When actress Zhang Jingchu (pictured) showed up at the premiere of Protg in Shanghai on February 3, her gold-colored high heels and fashionable white skirt made her shine.
Zhang is a ready-made star. She shows up at fashion parties, walks the red carpet at many international film festivals and has been invited to be the spokeswoman for luxury brands. When she speaks fluent English, the 26-year-old rolls her big eyes and gestures with her arms in a manner that charms even the most cold-hearted.
Zhang ticks all the right boxes and may be on her way to becoming China's next Hollywood star after Gong Li and Zhang Ziyi.
But she insists she is just an ordinary girl who has experienced unexpected things. "I never planned to be a star," she said in an exclusive interview with BJW. "It was just fate." Zhang is currently in Los Angeles, working on the shooting of Jackie Chan's Rush Hour 3.
"So much has happened I didn't expect anything like this," she said. "Life has become quite colorful."
While studying at China's prestigious Central Academy of Drama, Zhang, who majored in directing, had no idea how to act. Watching her classmates dutifully carry out their assignments, Zhang was often overcome with nerves.
"I was so scared," she said. "I had a lot of passion inside me, but I didn't know how to release it and act." But that didn't stop her from being recognized on the international stage. Over the last few years she has swept away a number of competitors to become an actress, and is described as China's hottest rising star.
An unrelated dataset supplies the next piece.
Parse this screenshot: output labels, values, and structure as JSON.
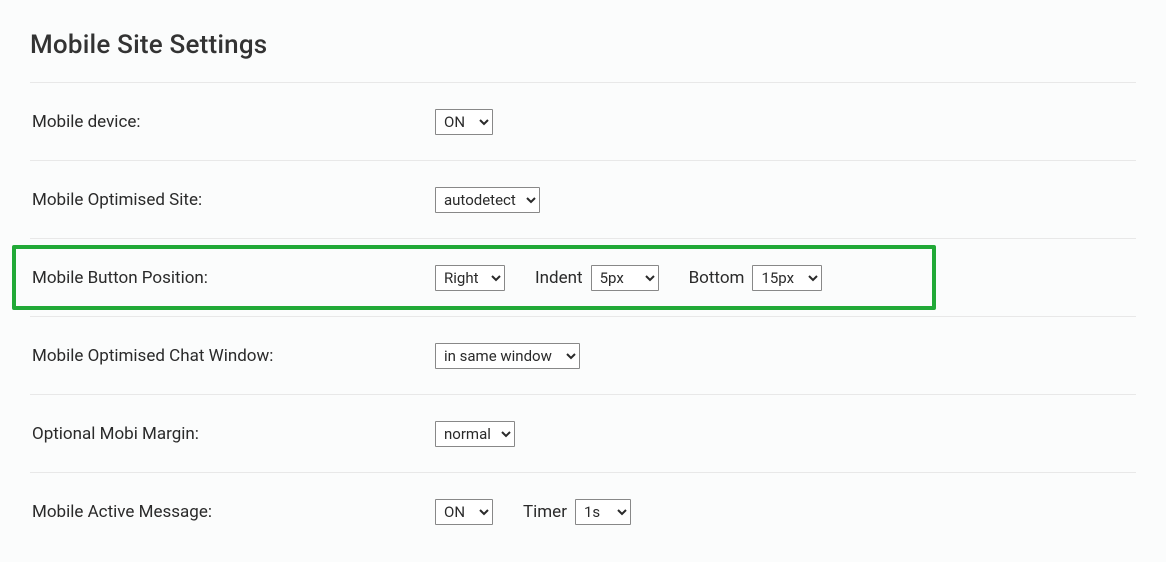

She was picked from 1,000 applicants for her first role in Peacock (2005), in which she played a petulant, conniving homebound daughter who tries to chart her own course in life. The film, directed by Gu Changwei, won the Silver Bear award at the Berlin Film Festival. After that, she got a role in the martial arts film Seven Swords, which opened the Venice Film Festival in August 2005. Both reveal just how well she can unlock her passion.
Then came a truly unusual proposal, which saw her playing the heroine in the Finnish kungfu movie Jade Warrior, directed by AJ Annila in 2006.
Zhang's fluent English has undoubtedly helped to propel her from obscurity to stardom. Because some of the scenes for Jade Warrior were shot in southeast China, Zhang noticed that the director really wanted to hear her opinions. "I would discuss my lines with AJ late into the night," she said. "Sometimes the Chinese translations made no sense, so I made some suggestions for improvements."
Last year, Zhang's performance in Chinese director Zhang Jiarui's The Road won her the Best Actress award at the 30th Cairo International Film Festival. She won over the audience with the maturity she shows in her acting, and her extraordinary ability to touch hearts by interpreting the different stages of a Chinese woman's life.
Her recent performance in Hong Kong director Yee Tung-shing's drug smuggling film Protg, again, won praise from both the audience and critics. Zhang plays a woman who takes drugs in order to show her husband that giving up is possible if one is strong-minded. But she fails, and is forced to struggle between drug addiction and herself.
"When I read the script, I knew it would be a challenge. I had to imagine taking drugs and the psychological torture it would cause this woman," she said. "I like taking on a challenge, although I didn't have much confidence at the beginning."
"Everything comes naturally for me," she said. "I'm still a young actress so I'm willing to try out different roles. As long as the roles move me, I'm willing to give them a go."
Though she said she originally had no plans to get into Hollywood, Hollywood, the dreamland for many Chinese actresses, has turned its eyes on her.
In Rush Hour 3, which is still being shot in LA, Zhang plays Soo Yung, daughter of Chinese ambassador Han who is kidnapped in the first installment of the Rush Hour series.
She speaks English in the film, which is a great advantage when compared to tongue-tied Zhang Ziyi, who also made her Hollywood debut in the Rush Hour series. Zhang Ziyi played the villain Hu Li in the second installment, and since that film, Zhang Ziyi has risen to international stardom.
Though she hopes audiences won't compare her performance to Zhang Ziyi's, her casting in Rush Hour 3 will likely intensify the comparison.
Zhang Jingchu said she likes cinematic art films, despite starring in big commercial films. Rush Hour 3 will finish shooting in March and will open in the US on August 20 this year.
Zhang said she planned to stay in LA over Spring Festival and will return to her parent's home in Fujian Province in March.
"I'm lucky to have what I have now and I'm very satisfied," she said. "I won't stereotype myself in terms of acting. I'll follow my heart."
(China Daily 02/14/2007 page18)